It said the United Kingdom economy was expected to grow by 1.3 per cent this year, down from a previous projection of 1.5 per cent in May.
".We think a gradual and limited increase in interest rates over the next few years is likely to be needed to keep inflation at our 2% target", the BoE said in its 'Visual summary - Inflation Report August 2019'.
"Whatever Mark Carney says should be taken with a massive pinch of salt as most of his past predictions have been proved to be incorrect".
A day after the US Federal Reserve reduced rates for the first time since the global financial crisis, the BoE said it still expected to raise borrowing costs gradually - though this now hinged on a global pick-up as well as a "smooth" Brexit.
Food and petrol will become more expensive overnight and the pound will fall in what he describes as a "real economic shock" if we leave the European Union without an agreement.
Bank of England governor Mark Carney on Friday (Aug 2) warned that a no-deal Brexit would be a shock for Britain, causing supply disruption and potentially undermining entire sectors of the economy such as the vehicle industry and farming.
Newly elected Prime Minister Boris Johnson said last week he would deliver Brexit by October 31 "come what may".
Most economists think that a no-deal Brexit would plunge the British economy into recession as firms struggle to cope with the subsequent imposition of tariffs on traded goods.
Month-on-month figures also improved, rising from -0.6 percent to 1.1 percent, and providing further uplift for the euro today.

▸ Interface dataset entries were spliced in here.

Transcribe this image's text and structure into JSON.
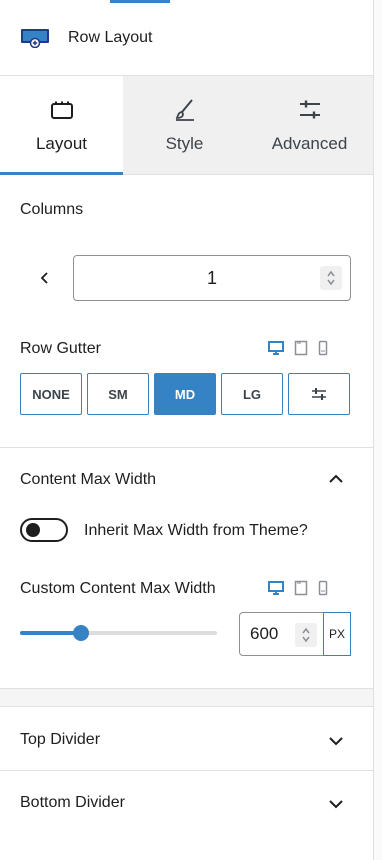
{
  "panel": {
    "title": "Row Layout"
  },
  "tabs": [
    {
      "label": "Layout",
      "icon": "layout-icon",
      "active": true
    },
    {
      "label": "Style",
      "icon": "brush-icon",
      "active": false
    },
    {
      "label": "Advanced",
      "icon": "sliders-icon",
      "active": false
    }
  ],
  "columns": {
    "label": "Columns",
    "value": "1"
  },
  "row_gutter": {
    "label": "Row Gutter",
    "options": [
      "NONE",
      "SM",
      "MD",
      "LG"
    ],
    "selected": "MD"
  },
  "content_max_width": {
    "section_title": "Content Max Width",
    "toggle_label": "Inherit Max Width from Theme?",
    "toggle_on": false,
    "custom_label": "Custom Content Max Width",
    "value": "600",
    "unit": "PX",
    "slider_fraction": 0.31
  },
  "sections": {
    "top_divider": "Top Divider",
    "bottom_divider": "Bottom Divider"
  },
  "colors": {
    "accent": "#3582c4"
  }
}
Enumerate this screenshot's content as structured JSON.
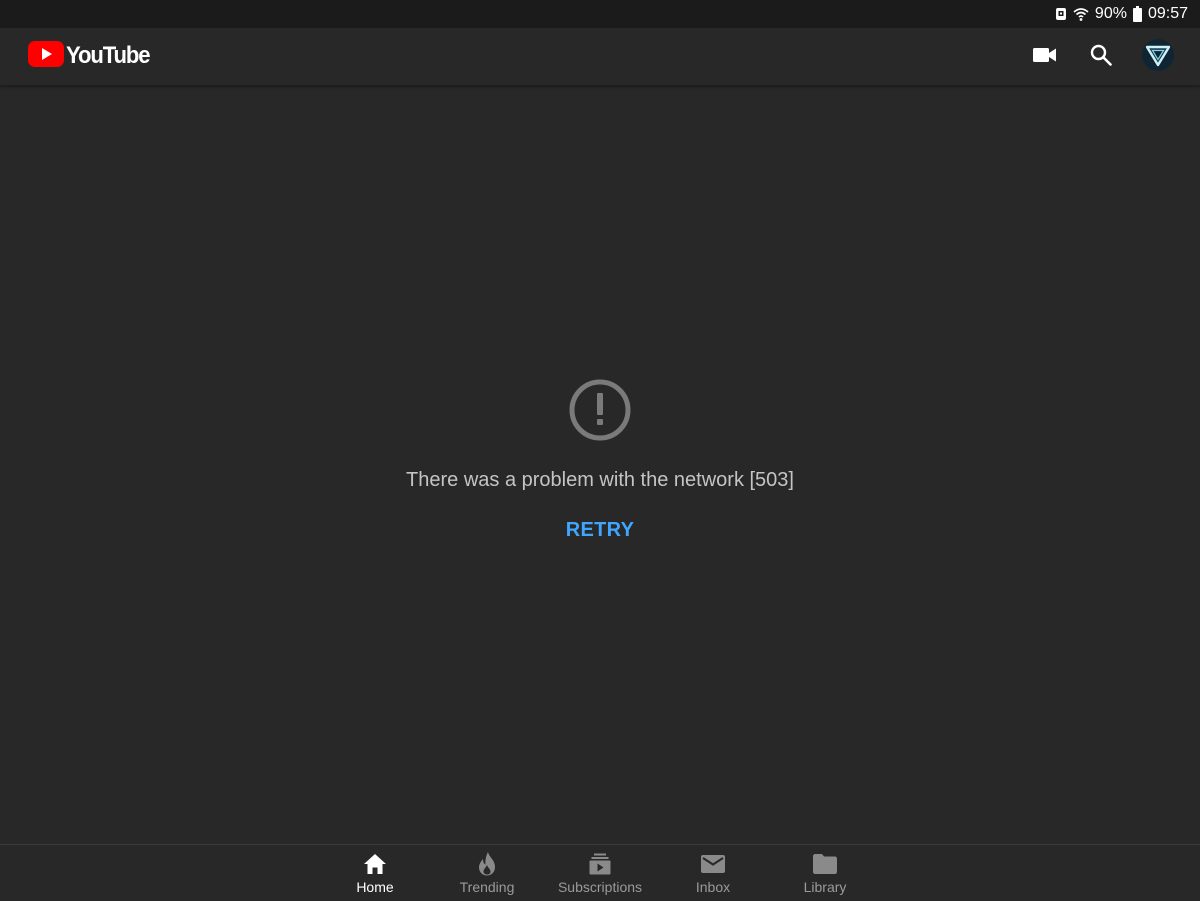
{
  "status_bar": {
    "battery_percent": "90%",
    "time": "09:57"
  },
  "app_bar": {
    "logo_text": "YouTube",
    "brand_color": "#ff0000",
    "actions": [
      {
        "icon": "video-camera-icon"
      },
      {
        "icon": "search-icon"
      },
      {
        "icon": "account-avatar"
      }
    ]
  },
  "error": {
    "icon": "alert-circle-icon",
    "message": "There was a problem with the network [503]",
    "retry_label": "RETRY",
    "accent_color": "#3ea6ff"
  },
  "bottom_nav": {
    "items": [
      {
        "label": "Home",
        "icon": "home-icon",
        "active": true
      },
      {
        "label": "Trending",
        "icon": "flame-icon",
        "active": false
      },
      {
        "label": "Subscriptions",
        "icon": "subscriptions-icon",
        "active": false
      },
      {
        "label": "Inbox",
        "icon": "mail-icon",
        "active": false
      },
      {
        "label": "Library",
        "icon": "folder-icon",
        "active": false
      }
    ]
  }
}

"There are some very big industries in this country where that which is highly profitable becomes not profitable, becomes uneconomic, and very hard decisions will need to be taken". He says that while businesses can prepare for no-deal, those preparations cannot "eliminate adjustments that moving to a new trading relationship would entail".
"Profound uncertainties over the future of the global trading system and the form that Brexit will take are weighing on United Kingdom economic performance", BoE Governor Mark Carney said.
"Whatever outcome the country chooses it is always preferable to have a transition to it".